*** Opening of Exercise materials ***
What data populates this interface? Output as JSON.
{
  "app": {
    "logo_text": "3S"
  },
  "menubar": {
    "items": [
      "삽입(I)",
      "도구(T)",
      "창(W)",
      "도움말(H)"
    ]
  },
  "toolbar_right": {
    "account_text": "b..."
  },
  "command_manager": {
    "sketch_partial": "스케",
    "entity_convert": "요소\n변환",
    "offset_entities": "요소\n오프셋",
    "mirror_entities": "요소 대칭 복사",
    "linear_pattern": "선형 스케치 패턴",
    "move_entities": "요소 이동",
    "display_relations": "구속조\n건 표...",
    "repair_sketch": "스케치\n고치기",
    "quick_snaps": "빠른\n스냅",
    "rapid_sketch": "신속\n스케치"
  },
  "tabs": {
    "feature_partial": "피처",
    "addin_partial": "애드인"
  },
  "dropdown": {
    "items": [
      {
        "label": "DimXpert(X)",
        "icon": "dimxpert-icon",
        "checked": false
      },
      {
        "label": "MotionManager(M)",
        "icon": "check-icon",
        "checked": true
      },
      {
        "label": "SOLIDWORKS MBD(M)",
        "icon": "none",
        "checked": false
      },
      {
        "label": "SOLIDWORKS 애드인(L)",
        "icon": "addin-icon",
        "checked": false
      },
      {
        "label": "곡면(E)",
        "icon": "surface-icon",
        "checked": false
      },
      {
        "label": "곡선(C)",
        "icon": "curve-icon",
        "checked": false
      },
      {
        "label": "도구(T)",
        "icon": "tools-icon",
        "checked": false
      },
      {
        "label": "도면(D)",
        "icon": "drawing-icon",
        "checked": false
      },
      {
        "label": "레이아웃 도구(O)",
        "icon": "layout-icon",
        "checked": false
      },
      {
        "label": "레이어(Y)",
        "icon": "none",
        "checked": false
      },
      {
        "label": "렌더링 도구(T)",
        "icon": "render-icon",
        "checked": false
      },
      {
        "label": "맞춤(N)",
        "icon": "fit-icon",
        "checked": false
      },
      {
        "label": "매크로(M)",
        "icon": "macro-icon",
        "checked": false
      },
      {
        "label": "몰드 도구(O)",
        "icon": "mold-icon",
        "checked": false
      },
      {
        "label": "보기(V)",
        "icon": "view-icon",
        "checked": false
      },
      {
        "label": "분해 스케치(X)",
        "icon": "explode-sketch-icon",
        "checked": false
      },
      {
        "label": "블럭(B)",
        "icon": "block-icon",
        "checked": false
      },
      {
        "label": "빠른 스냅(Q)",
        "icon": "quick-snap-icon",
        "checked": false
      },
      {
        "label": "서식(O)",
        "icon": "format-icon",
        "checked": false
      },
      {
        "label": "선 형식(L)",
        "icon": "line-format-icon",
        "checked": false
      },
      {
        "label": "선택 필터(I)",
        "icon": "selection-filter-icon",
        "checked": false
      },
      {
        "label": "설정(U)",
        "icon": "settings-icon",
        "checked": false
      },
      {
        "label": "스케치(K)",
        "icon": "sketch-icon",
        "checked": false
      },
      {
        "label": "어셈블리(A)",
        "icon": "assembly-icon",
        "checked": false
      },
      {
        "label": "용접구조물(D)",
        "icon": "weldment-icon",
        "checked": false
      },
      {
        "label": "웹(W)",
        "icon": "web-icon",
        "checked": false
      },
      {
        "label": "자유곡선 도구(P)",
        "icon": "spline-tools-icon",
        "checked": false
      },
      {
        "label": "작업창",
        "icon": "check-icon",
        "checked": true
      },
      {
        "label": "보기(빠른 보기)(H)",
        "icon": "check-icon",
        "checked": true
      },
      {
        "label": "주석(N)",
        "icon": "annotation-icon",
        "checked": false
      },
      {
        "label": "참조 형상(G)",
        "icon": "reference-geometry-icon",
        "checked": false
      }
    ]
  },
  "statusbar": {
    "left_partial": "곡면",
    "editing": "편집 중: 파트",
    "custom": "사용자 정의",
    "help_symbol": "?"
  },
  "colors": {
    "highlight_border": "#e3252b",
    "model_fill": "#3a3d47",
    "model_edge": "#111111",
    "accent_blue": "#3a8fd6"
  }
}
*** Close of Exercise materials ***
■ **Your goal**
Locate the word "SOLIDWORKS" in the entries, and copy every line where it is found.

■ **Written response**
        "label": "SOLIDWORKS MBD(M)",
        "label": "SOLIDWORKS 애드인(L)",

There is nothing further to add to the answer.